■ WHAT YOU HAVE TO DO: Filter the records below for the word "icon". Keep each line that has it.

── ENTRIES PROVIDED ──

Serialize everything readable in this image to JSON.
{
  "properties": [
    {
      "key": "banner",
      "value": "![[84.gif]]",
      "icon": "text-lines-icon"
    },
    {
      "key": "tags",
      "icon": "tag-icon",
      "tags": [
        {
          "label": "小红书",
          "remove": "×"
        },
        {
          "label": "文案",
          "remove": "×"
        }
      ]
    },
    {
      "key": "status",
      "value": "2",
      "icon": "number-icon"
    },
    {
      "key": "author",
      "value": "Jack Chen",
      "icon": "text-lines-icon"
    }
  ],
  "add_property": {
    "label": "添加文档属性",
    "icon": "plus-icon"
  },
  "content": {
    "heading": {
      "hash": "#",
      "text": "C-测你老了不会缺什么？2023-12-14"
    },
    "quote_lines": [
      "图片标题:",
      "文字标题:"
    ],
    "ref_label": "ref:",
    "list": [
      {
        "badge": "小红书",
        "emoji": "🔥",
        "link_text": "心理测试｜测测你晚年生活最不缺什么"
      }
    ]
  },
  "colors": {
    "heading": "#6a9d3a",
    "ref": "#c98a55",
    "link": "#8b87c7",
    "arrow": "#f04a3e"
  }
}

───

■ EXERCISE ANSWER:
      "icon": "text-lines-icon"
      "icon": "tag-icon",
      "icon": "number-icon"
      "icon": "text-lines-icon"
    "icon": "plus-icon"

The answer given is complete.